In my hometown, I used to babysit my neighbor’s kids: a fourth-grader named Daniel and his older sister Lizzy. I was driving them home from Sunday school once when Daniel asked me, “Why do we give money to the church?” I paused, trying not to misstep with my words, but Lizzy jumped in before I had the chance to say anything. “So the church can help the poor,” she explained. I thought that would settle it, but Daniel turned to me again and asked, most urgently: “Well why don’t we just give our money to the poor instead?”
At the time, I stammered through an incomplete answer, but here’s what I would have said: A healthy church helps the poor not just by handing out food baskets at Thanksgiving, but by spreading a message. Justice arrives only at the moment where the congregation and even citizens beyond the body of the church understand their role as participants in the complex, interconnected society.
I don’t go to church anymore, but I believe in the fundamental truth of empathy. More than that, I believe that being “preachy” isn’t necessarily a bad thing and that elements of the College are quasi-congregational, secular though it is: We break bread together in Paresky, we rely on each other within and without the fabled entry system and whether we have emotionally or intellectually agreed or not, we have all “bought in” to the lofty claims and goals of the college.
Mental Health Committee started YANA to develop this community of empathy. Still, YANA is not a perfect event; there is a danger in the gap between the speakers and the audience, between performance and reality. Many of the students who shared stories seemed or claimed to be on the “upswing.” I observed a refrain of success in which students had fought their demons and sought out resources and were feeling much better – “good” even. I worry sometimes that this self-proclaimed conquering of mental illness is emblematic of a culture that seeks achievement and success at all costs. At a small school, no one wants to fall too far outside the norm and stigma still exists even within communities that strive for solidarity. I worry that those who need it the most don’t attend YANA, or perhaps sit quietly in the audience, wanting to but unable to speak.
I want YANA to resonate throughout the school until the power of love and empathy circulate freely between entries and co-ops, classrooms and sports fields. I don’t want the event to become just another part of the routine, like a “handout” to the poor instead of the systematic overhaul of economic injustice. But this takes work, energy and participation.
Perhaps the most shocking element of YANA is when people we presumed were “happy” reveal that they in fact are not. When someone is sick with some sort of mental illness, it is incredibly difficult for them to seek help on their own. It often takes friends and family to, at least initially, help them find treatment and care. Only 11 speakers had the chance to speak at this semester’s YANA. Imagine how many others are still fighting demons, still unhappy each day.
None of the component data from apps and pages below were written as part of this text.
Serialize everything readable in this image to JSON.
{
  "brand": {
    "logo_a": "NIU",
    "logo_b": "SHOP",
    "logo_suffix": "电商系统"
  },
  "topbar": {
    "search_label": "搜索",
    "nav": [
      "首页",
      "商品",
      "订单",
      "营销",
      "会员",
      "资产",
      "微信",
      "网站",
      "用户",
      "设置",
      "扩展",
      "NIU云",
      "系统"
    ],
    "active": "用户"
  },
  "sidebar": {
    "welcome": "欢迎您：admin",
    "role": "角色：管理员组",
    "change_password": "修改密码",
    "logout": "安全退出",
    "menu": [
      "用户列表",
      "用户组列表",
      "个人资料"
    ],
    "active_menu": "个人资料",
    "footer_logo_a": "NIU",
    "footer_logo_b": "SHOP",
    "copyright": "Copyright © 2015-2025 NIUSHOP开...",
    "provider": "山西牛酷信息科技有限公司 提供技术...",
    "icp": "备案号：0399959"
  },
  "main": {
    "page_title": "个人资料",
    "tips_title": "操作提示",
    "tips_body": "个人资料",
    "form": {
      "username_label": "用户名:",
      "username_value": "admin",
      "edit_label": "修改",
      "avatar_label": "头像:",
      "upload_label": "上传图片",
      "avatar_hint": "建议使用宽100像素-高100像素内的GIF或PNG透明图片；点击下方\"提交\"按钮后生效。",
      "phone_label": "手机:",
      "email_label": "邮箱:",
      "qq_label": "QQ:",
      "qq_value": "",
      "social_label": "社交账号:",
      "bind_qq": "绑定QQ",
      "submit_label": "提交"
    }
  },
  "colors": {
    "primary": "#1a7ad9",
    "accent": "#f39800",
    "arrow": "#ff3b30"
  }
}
Because of these concerns, it is imperative that as a community we devote more than 90 minutes each semester to conversations about mental health. How should we engage with each other? Who should ask the tough questions? What does empathy mean?
I sincerely thank everyone who spoke at the event and who gave the gift of love so freely to the College community. But I implore our community to not let the conversation end here, and find the strength of those eleven speakers to be a little more honest in our daily performances.
Celeste Pepitone-Nahas ’17 is an English major from Lake Oswego, Ore. She lives in Prospect.